Hashem. And this requires explanation. It is true in general that one who
sins inadvertently is not entirely blameless. If we never learned a certain
law (when we really should have been up on our studies), we bear some
responsibility. (See Leviticus 4-5 regarding atonement sacrifices which must
be offered in certain such cases.) A person's lack of knowledge may at times
be viewed as a lack of serious consideration for what the Torah requires of
him. (This of course depends on the situation, and is not a discussion for now.)
Regarding Chillul Hashem, however, the inadvertent sinner is judged even
more harshly. Say a Jew unwittingly cuts in front of someone in line,
splashes mud on the next fellow's good slacks, or cruises by frustrated
commuters in his single-occupancy vehicle not realizing he's in an HOV lane.
These things happen to all of us one time or the other. The intentions of
the perpetrator were perfectly innocent. Yet he has caused others annoyance
and has portrayed Jews as being less than courteous or considerate. It is
not his fault, but regardless, he has smeared the image of the Jew in the
eyes others. Does such a schlemiel (Amazing! My spell-checker let that
through!) deserve punishment?
The answer is firstly that the inadvertent sinner will certainly not be held
as accountable as the wanton one. Maimonides and Rabbeinu Yonah both
comment that R. Yochanan did not mean to say both the careless and wanton

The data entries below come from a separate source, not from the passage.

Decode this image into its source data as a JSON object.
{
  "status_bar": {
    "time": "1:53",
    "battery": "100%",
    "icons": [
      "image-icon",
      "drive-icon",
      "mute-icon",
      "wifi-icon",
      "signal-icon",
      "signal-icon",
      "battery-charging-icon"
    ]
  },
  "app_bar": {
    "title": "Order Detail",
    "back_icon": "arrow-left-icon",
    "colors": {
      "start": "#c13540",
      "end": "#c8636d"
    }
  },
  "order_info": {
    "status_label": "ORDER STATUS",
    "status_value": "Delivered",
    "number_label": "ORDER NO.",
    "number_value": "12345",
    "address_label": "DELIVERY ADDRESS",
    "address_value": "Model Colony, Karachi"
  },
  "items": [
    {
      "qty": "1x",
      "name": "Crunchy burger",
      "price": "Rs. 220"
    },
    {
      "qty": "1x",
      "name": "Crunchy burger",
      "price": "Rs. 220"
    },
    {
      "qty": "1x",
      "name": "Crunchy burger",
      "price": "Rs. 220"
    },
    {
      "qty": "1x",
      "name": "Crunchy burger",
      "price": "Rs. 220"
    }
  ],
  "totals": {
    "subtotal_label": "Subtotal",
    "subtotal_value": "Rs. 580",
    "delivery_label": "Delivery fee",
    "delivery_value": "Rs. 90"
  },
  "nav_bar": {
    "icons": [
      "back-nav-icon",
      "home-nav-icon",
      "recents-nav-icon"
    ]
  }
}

sinner deserve the same degree of punishment. Yet neither will he be
held blameless. What is the explanation?
Many Jewish thinkers observe that there are two aspects to an evil act (as
well as a good one). The first is that the sinner has defied G-d's will. The

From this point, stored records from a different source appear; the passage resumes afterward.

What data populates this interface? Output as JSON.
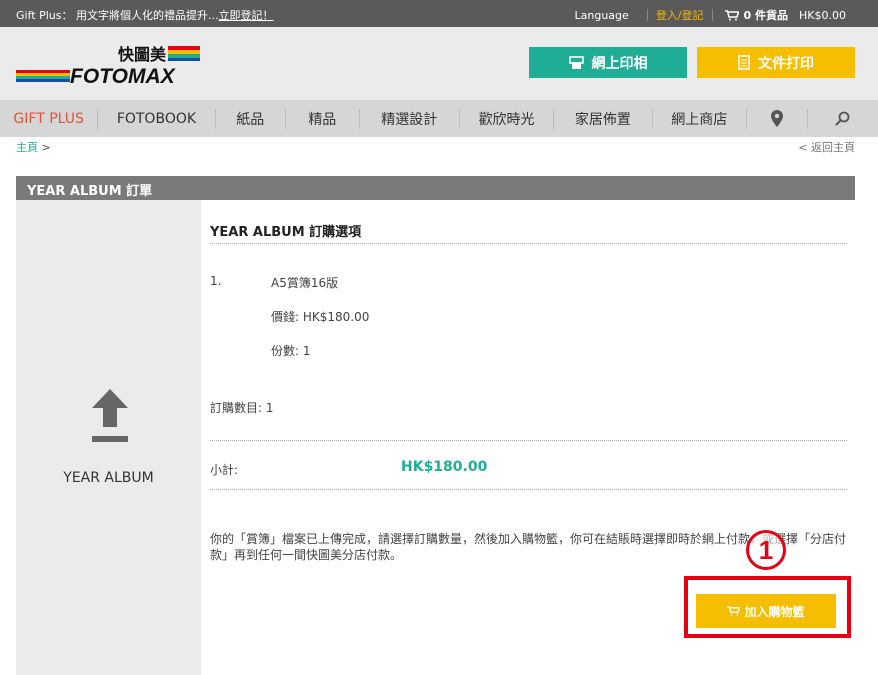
{
  "topbar": {
    "promo_text": "Gift Plus： 用文字將個人化的禮品提升...",
    "promo_link": "立即登記！",
    "language": "Language",
    "login": "登入/登記",
    "cart_count": "0 件貨品",
    "cart_total": "HK$0.00"
  },
  "header": {
    "logo_cn": "快圖美",
    "logo_en": "FOTOMAX",
    "print_button": "網上印相",
    "doc_button": "文件打印"
  },
  "nav": {
    "items": [
      "GIFT PLUS",
      "FOTOBOOK",
      "紙品",
      "精品",
      "精選設計",
      "歡欣時光",
      "家居佈置",
      "網上商店"
    ]
  },
  "breadcrumb": {
    "home": "主頁",
    "arrow": ">",
    "back": "< 返回主頁"
  },
  "order": {
    "panel_title": "YEAR ALBUM 訂單",
    "album_label": "YEAR ALBUM",
    "options_title": "YEAR ALBUM 訂購選項",
    "item_index": "1.",
    "item_name": "A5賞簿16版",
    "item_price": "價錢: HK$180.00",
    "item_qty": "份數: 1",
    "order_count": "訂購數目: 1",
    "subtotal_label": "小計:",
    "subtotal_value": "HK$180.00",
    "notice": "你的「賞簿」檔案已上傳完成，請選擇訂購數量，然後加入購物籃，你可在結賬時選擇即時於網上付款，或選擇「分店付款」再到任何一間快圖美分店付款。",
    "add_to_cart": "加入購物籃"
  },
  "annotation": {
    "step_number": "1"
  },
  "colors": {
    "teal": "#1fae95",
    "yellow": "#f6be00",
    "highlight_red": "#e60012",
    "nav_active": "#e0543c"
  }
}
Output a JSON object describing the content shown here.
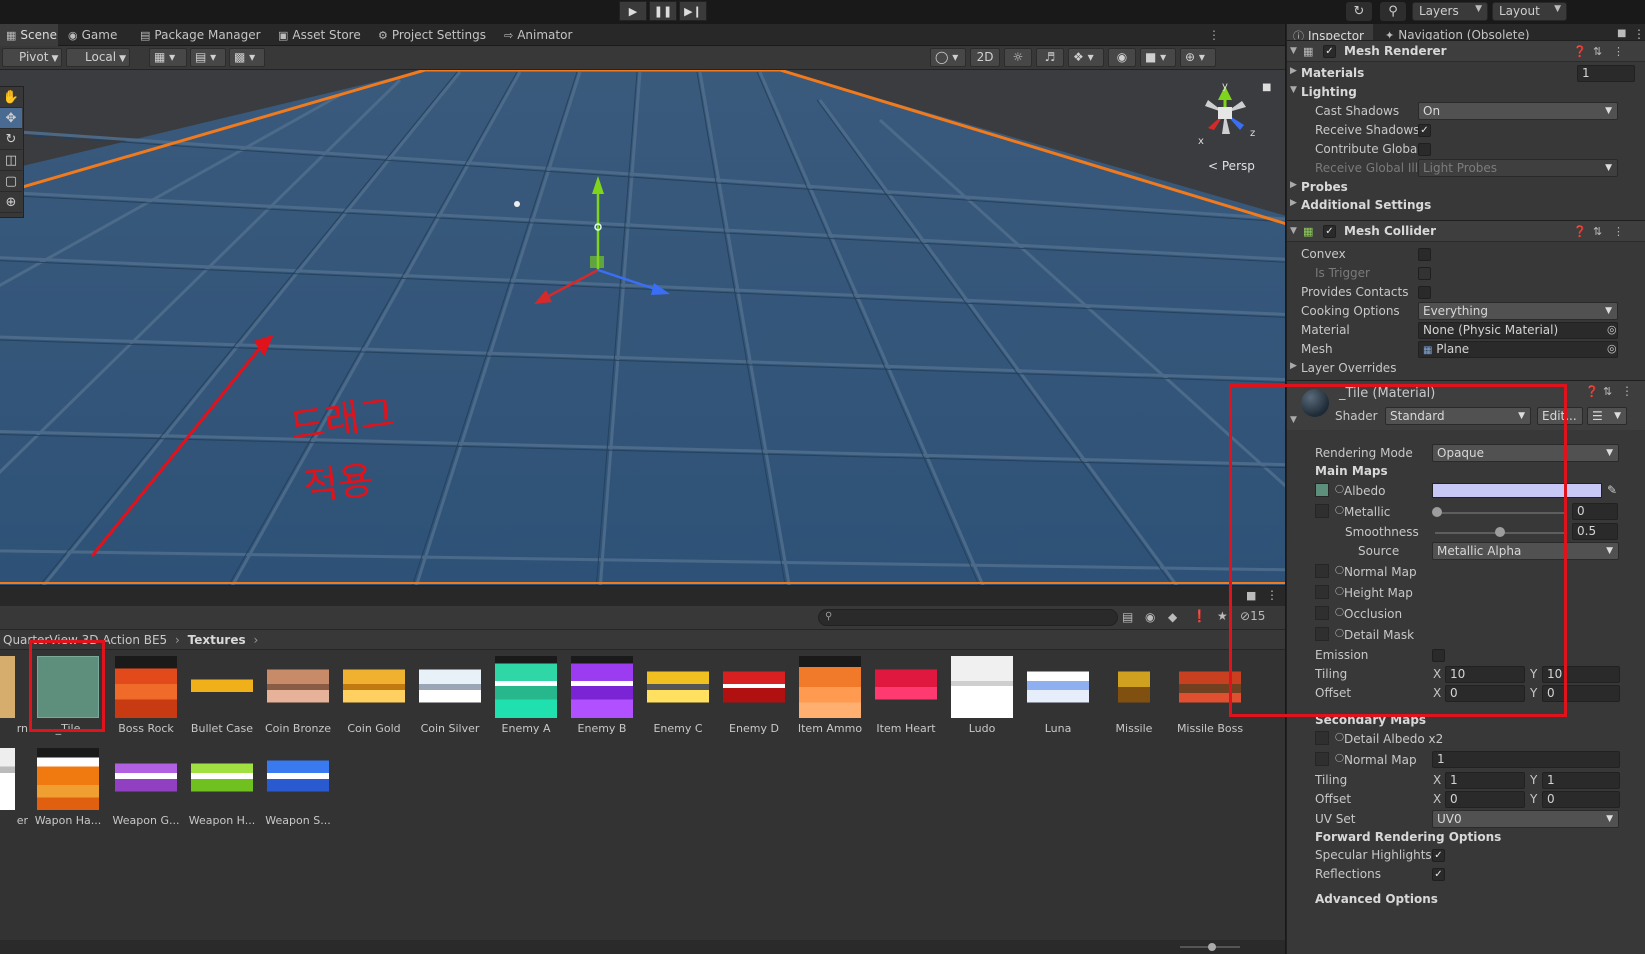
{
  "toolbar": {
    "layers_label": "Layers",
    "layout_label": "Layout"
  },
  "tabs": [
    {
      "label": "Scene",
      "icon": "grid-icon"
    },
    {
      "label": "Game",
      "icon": "gamepad-icon"
    },
    {
      "label": "Package Manager",
      "icon": "package-icon"
    },
    {
      "label": "Asset Store",
      "icon": "store-icon"
    },
    {
      "label": "Project Settings",
      "icon": "gear-icon"
    },
    {
      "label": "Animator",
      "icon": "animator-icon"
    }
  ],
  "scene_toolbar": {
    "pivot": "Pivot",
    "local": "Local",
    "mode_2d": "2D"
  },
  "scene": {
    "gizmo_persp": "Persp",
    "gizmo_x": "x",
    "gizmo_y": "y",
    "gizmo_z": "z",
    "annotation_line1": "드래그",
    "annotation_line2": "적용"
  },
  "project": {
    "hidden_count": "15",
    "search_placeholder": "",
    "breadcrumb": [
      "QuarterView 3D Action BE5",
      "Textures"
    ],
    "assets_row1": [
      "rn",
      "_Tile",
      "Boss Rock",
      "Bullet Case",
      "Coin Bronze",
      "Coin Gold",
      "Coin Silver",
      "Enemy A",
      "Enemy B",
      "Enemy C",
      "Enemy D",
      "Item Ammo",
      "Item Heart",
      "Ludo",
      "Luna",
      "Missile",
      "Missile Boss"
    ],
    "assets_row2": [
      "er",
      "Wapon Ha...",
      "Weapon G...",
      "Weapon H...",
      "Weapon S..."
    ]
  },
  "inspector": {
    "tabs": [
      "Inspector",
      "Navigation (Obsolete)"
    ],
    "mesh_renderer": {
      "title": "Mesh Renderer",
      "materials_label": "Materials",
      "materials_count": "1",
      "lighting_label": "Lighting",
      "cast_shadows_label": "Cast Shadows",
      "cast_shadows_value": "On",
      "receive_shadows_label": "Receive Shadows",
      "contribute_gi_label": "Contribute Global I",
      "receive_gi_label": "Receive Global Illu",
      "receive_gi_value": "Light Probes",
      "probes_label": "Probes",
      "additional_label": "Additional Settings"
    },
    "mesh_collider": {
      "title": "Mesh Collider",
      "convex_label": "Convex",
      "is_trigger_label": "Is Trigger",
      "provides_contacts_label": "Provides Contacts",
      "cooking_label": "Cooking Options",
      "cooking_value": "Everything",
      "material_label": "Material",
      "material_value": "None (Physic Material)",
      "mesh_label": "Mesh",
      "mesh_value": "Plane",
      "layer_overrides_label": "Layer Overrides"
    },
    "material": {
      "title": "_Tile (Material)",
      "shader_label": "Shader",
      "shader_value": "Standard",
      "edit_label": "Edit...",
      "rendering_mode_label": "Rendering Mode",
      "rendering_mode_value": "Opaque",
      "main_maps_label": "Main Maps",
      "albedo_label": "Albedo",
      "albedo_color": "#c8c8f6",
      "metallic_label": "Metallic",
      "metallic_value": "0",
      "smoothness_label": "Smoothness",
      "smoothness_value": "0.5",
      "source_label": "Source",
      "source_value": "Metallic Alpha",
      "normal_map_label": "Normal Map",
      "height_map_label": "Height Map",
      "occlusion_label": "Occlusion",
      "detail_mask_label": "Detail Mask",
      "emission_label": "Emission",
      "tiling_label": "Tiling",
      "tiling_x": "10",
      "tiling_y": "10",
      "offset_label": "Offset",
      "offset_x": "0",
      "offset_y": "0",
      "x_label": "X",
      "y_label": "Y",
      "secondary_maps_label": "Secondary Maps",
      "detail_albedo_label": "Detail Albedo x2",
      "sec_normal_map_label": "Normal Map",
      "sec_normal_value": "1",
      "sec_tiling_label": "Tiling",
      "sec_tiling_x": "1",
      "sec_tiling_y": "1",
      "sec_offset_label": "Offset",
      "sec_offset_x": "0",
      "sec_offset_y": "0",
      "uv_set_label": "UV Set",
      "uv_set_value": "UV0",
      "forward_label": "Forward Rendering Options",
      "specular_label": "Specular Highlights",
      "reflections_label": "Reflections",
      "advanced_label": "Advanced Options"
    }
  },
  "colors": {
    "highlight_red": "#e0121b",
    "selection_orange": "#f07a1c",
    "tile_teal": "#5e8f7d"
  }
}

second is that he has introduced sin -- and so a force of evil -- into the
world. When Adam sinned by eating of the Tree of Knowledge, death was

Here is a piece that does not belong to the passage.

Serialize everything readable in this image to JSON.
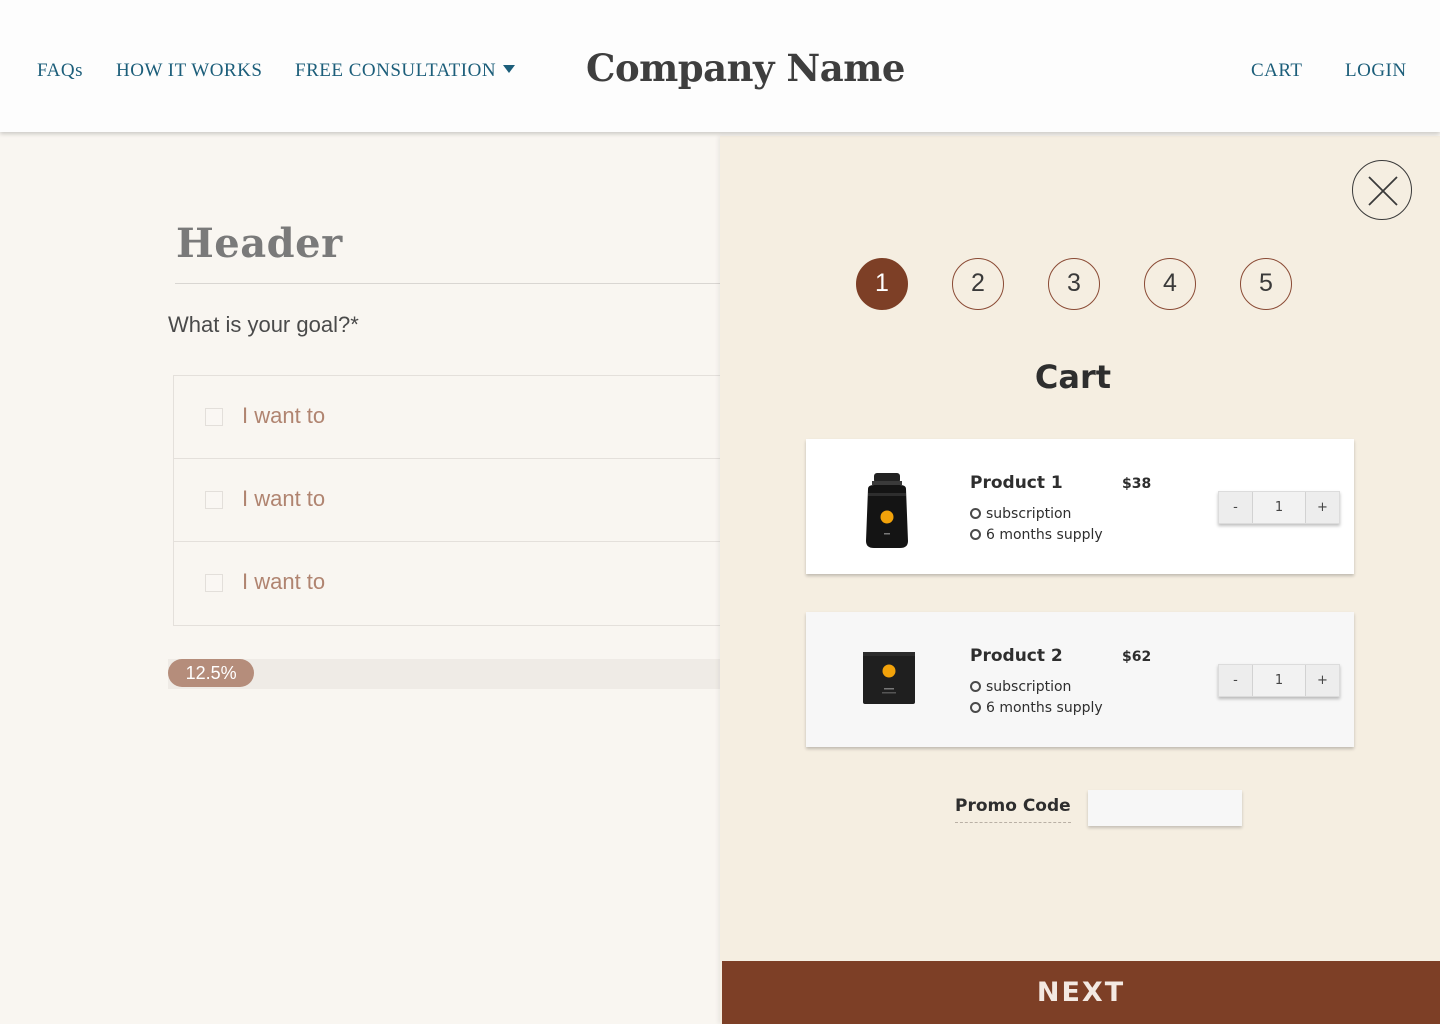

decreed upon all generations -- to be the inescapable fate of humankind
until the Resurrection of the Dead. But doesn't the Torah state: "Fathers
shall not be put to death on account of children, neither shall children be
put to death on account of fathers; a man for his own sin will be put to
death" (Deut. 24:16)?
The answer is that the world was irreparably damaged by Adam's act. Death
came about not as punishment for Adam's defiance per se, but as the
unavoidable aftereffect of his sin. The perfection of G-d's creation became
tainted. When man ate of the Tree, knowledge of evil became a part of man's
psyche and a part of G-d's creation. Good and evil became confused and
intermingled. And man would no longer be able to exist perpetually in this
world. He now contained within him the seeds of evil; they would ultimately
have to rot and decay.
And the same tragically holds true regarding Chillul Hashem. When one who is
visibly Jewish inadvertently creates a negative perception of Jews, he has
damaged the world and distanced it from recognition of G-d. And he cannot be
held unaccountable. The damage must be repaired. Perhaps if he is fortunate,
G-d will grant him the opportunity to compensate: He will be given the
chance to increase others' awareness of G-d's Presence by performing a
sanctification of G-d's Name. But regardless, the world will have to be
brought back on course.
Thus, the more visibly Jewish we are and the greater extent to which we
represent Jews, traditional Jews or learned Jews to the world, the higher
are the stakes. We will be judged by high -- perhaps impossibly high --
standards of conduct. Much more than we care to know or admit, our actions
will be viewed through the prism of -- "So this is what Jews are like...."
If, on the other hand, we hide our Jewishness and attempt to fade into
anonymity, our faults will not carry such weight. (Although for the big
stuff, it usually catches up to us that we're Jewish.) They will matter
little in the immense, uncaring world in which we live. But neither will our
good deeds. And this is not the mission G-d has in mind for us -- to lose
ourselves in the crowd, to be out of the world's sight and mind, to live
quietly and unobtrusively in a reservation in Colorado. It was to be a light
unto the nations. Our sobering yet inspiring task is to stand out and to
stand out proudly, and to show the world the potential for goodness and
achievement inherent in every Jew -- and in all of mankind.
Text Copyright © 2009 by Rabbi Dovid Rosenfeld and Torah.org.